| Task to carry out |
Within the listing below, please show every line carrying the string "content".

| Records to use |
▽
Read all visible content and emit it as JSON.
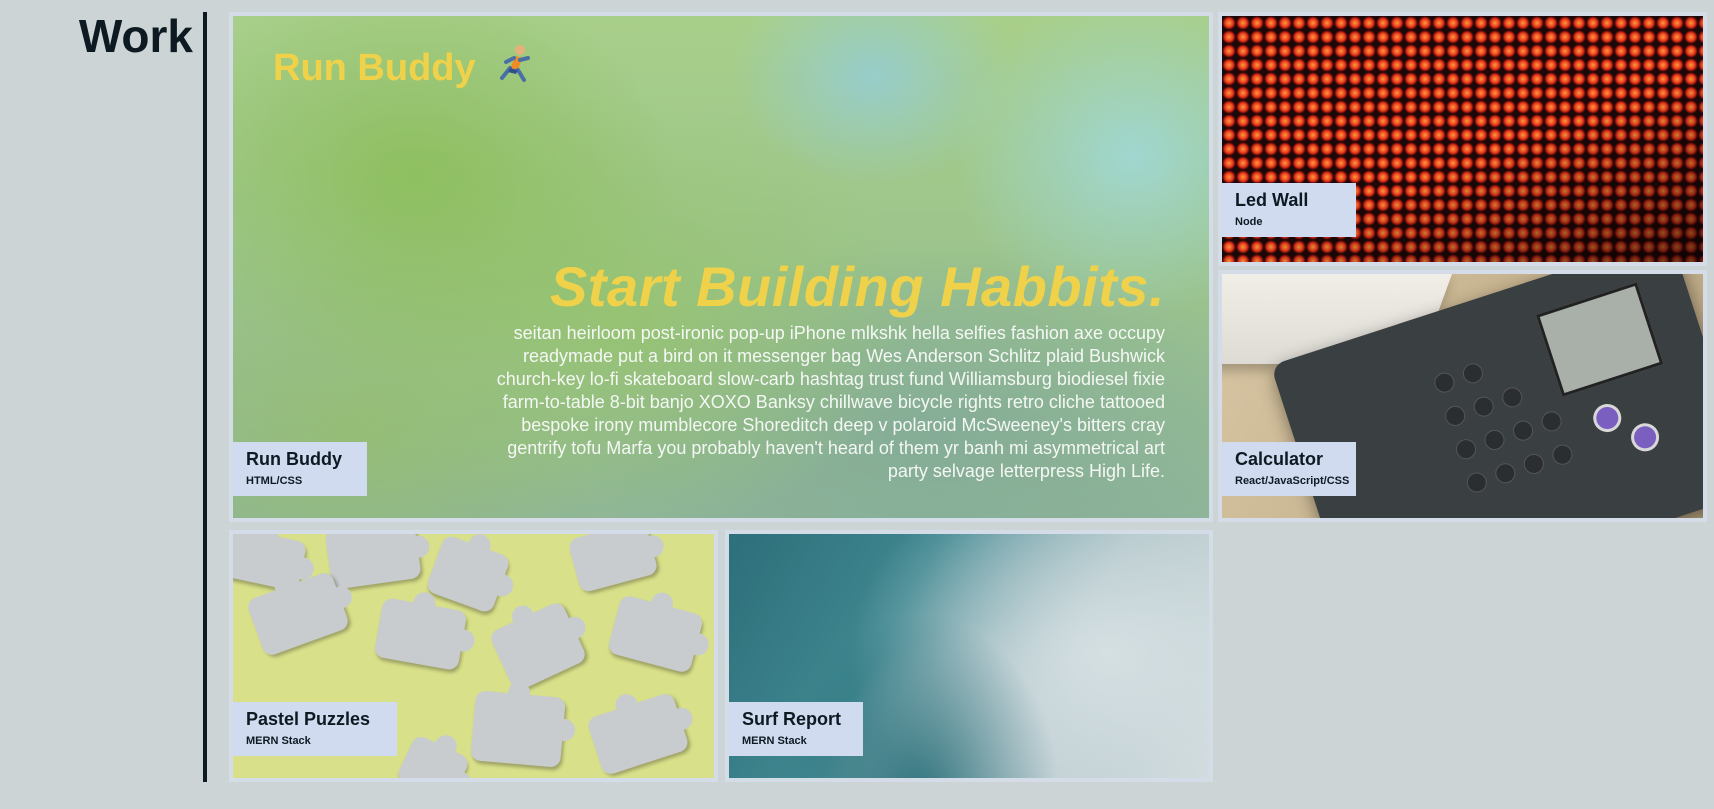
{
  "section": {
    "title": "Work"
  },
  "projects": [
    {
      "name": "Run Buddy",
      "stack": "HTML/CSS",
      "preview": {
        "logo": "Run Buddy",
        "logo_icon": "running-person-icon",
        "headline": "Start Building Habbits.",
        "body": "seitan heirloom post-ironic pop-up iPhone mlkshk hella selfies fashion axe occupy readymade put a bird on it messenger bag Wes Anderson Schlitz plaid Bushwick church-key lo-fi skateboard slow-carb hashtag trust fund Williamsburg biodiesel fixie farm-to-table 8-bit banjo XOXO Banksy chillwave bicycle rights retro cliche tattooed bespoke irony mumblecore Shoreditch deep v polaroid McSweeney's bitters cray gentrify tofu Marfa you probably haven't heard of them yr banh mi asymmetrical art party selvage letterpress High Life."
      }
    },
    {
      "name": "Led Wall",
      "stack": "Node"
    },
    {
      "name": "Calculator",
      "stack": "React/JavaScript/CSS"
    },
    {
      "name": "Pastel Puzzles",
      "stack": "MERN Stack"
    },
    {
      "name": "Surf Report",
      "stack": "MERN Stack"
    }
  ],
  "colors": {
    "background": "#ccd4d6",
    "label_bg": "#d0dbf0",
    "text_dark": "#0d1a22",
    "accent_yellow": "#f0d24a"
  }
}
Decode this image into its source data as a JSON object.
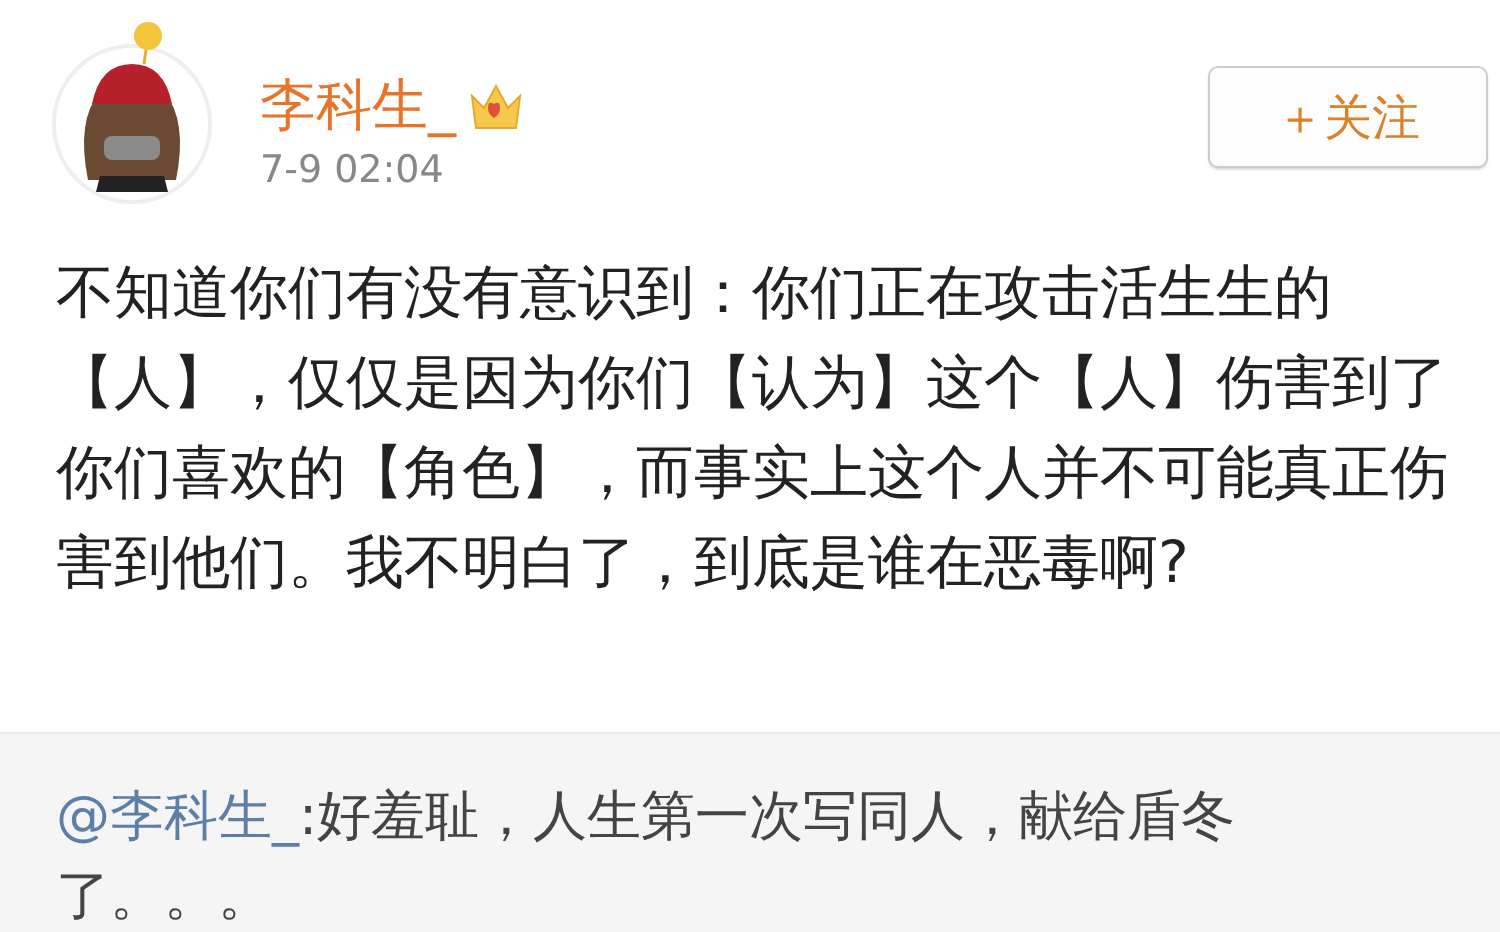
{
  "post": {
    "author": "李科生_",
    "time": "7-9 02:04",
    "follow_button": "＋关注",
    "text": "不知道你们有没有意识到：你们正在攻击活生生的【人】，仅仅是因为你们【认为】这个【人】伤害到了你们喜欢的【角色】，而事实上这个人并不可能真正伤害到他们。我不明白了，到底是谁在恶毒啊?"
  },
  "repost": {
    "mention": "@李科生_",
    "text": ":好羞耻，人生第一次写同人，献给盾冬了。。。"
  }
}
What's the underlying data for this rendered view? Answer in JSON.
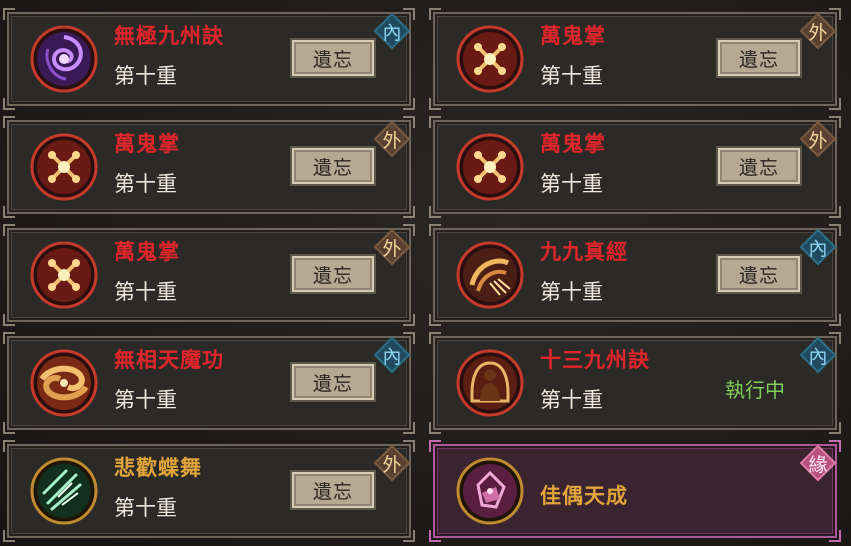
{
  "buttons": {
    "forget": "遺忘"
  },
  "level_text": "第十重",
  "cards": [
    {
      "name": "無極九州訣",
      "name_color": "red",
      "level": "第十重",
      "badge": "內",
      "badge_type": "nei",
      "action": "遺忘",
      "icon": "purple-vortex-icon"
    },
    {
      "name": "萬鬼掌",
      "name_color": "red",
      "level": "第十重",
      "badge": "外",
      "badge_type": "wai",
      "action": "遺忘",
      "icon": "flame-palm-icon"
    },
    {
      "name": "萬鬼掌",
      "name_color": "red",
      "level": "第十重",
      "badge": "外",
      "badge_type": "wai",
      "action": "遺忘",
      "icon": "flame-palm-icon"
    },
    {
      "name": "萬鬼掌",
      "name_color": "red",
      "level": "第十重",
      "badge": "外",
      "badge_type": "wai",
      "action": "遺忘",
      "icon": "flame-palm-icon"
    },
    {
      "name": "萬鬼掌",
      "name_color": "red",
      "level": "第十重",
      "badge": "外",
      "badge_type": "wai",
      "action": "遺忘",
      "icon": "flame-palm-icon"
    },
    {
      "name": "九九真經",
      "name_color": "red",
      "level": "第十重",
      "badge": "內",
      "badge_type": "nei",
      "action": "遺忘",
      "icon": "golden-wave-icon"
    },
    {
      "name": "無相天魔功",
      "name_color": "red",
      "level": "第十重",
      "badge": "內",
      "badge_type": "nei",
      "action": "遺忘",
      "icon": "golden-swirl-icon"
    },
    {
      "name": "十三九州訣",
      "name_color": "red",
      "level": "第十重",
      "badge": "內",
      "badge_type": "nei",
      "status": "執行中",
      "icon": "meditating-figure-icon"
    },
    {
      "name": "悲歡蝶舞",
      "name_color": "gold",
      "level": "第十重",
      "badge": "外",
      "badge_type": "wai",
      "action": "遺忘",
      "icon": "jade-shards-icon"
    },
    {
      "name": "佳偶天成",
      "name_color": "gold",
      "badge": "緣",
      "badge_type": "yuan",
      "icon": "pink-heart-icon"
    }
  ]
}
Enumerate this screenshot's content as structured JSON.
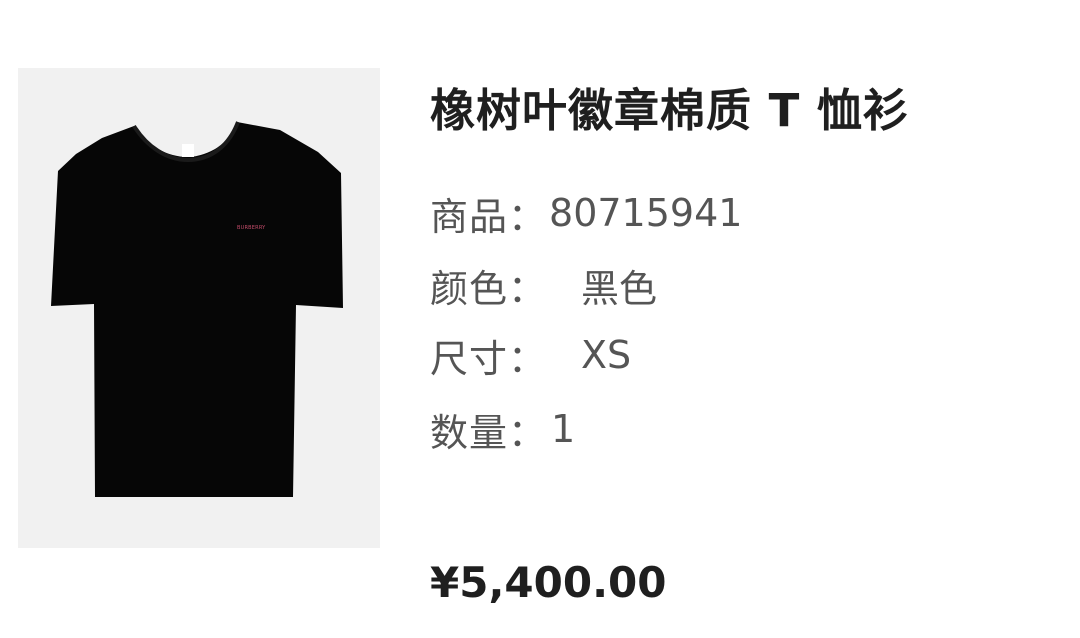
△
| Task output |
Read all visible content and emit it as JSON.
Enumerate this screenshot's content as structured JSON.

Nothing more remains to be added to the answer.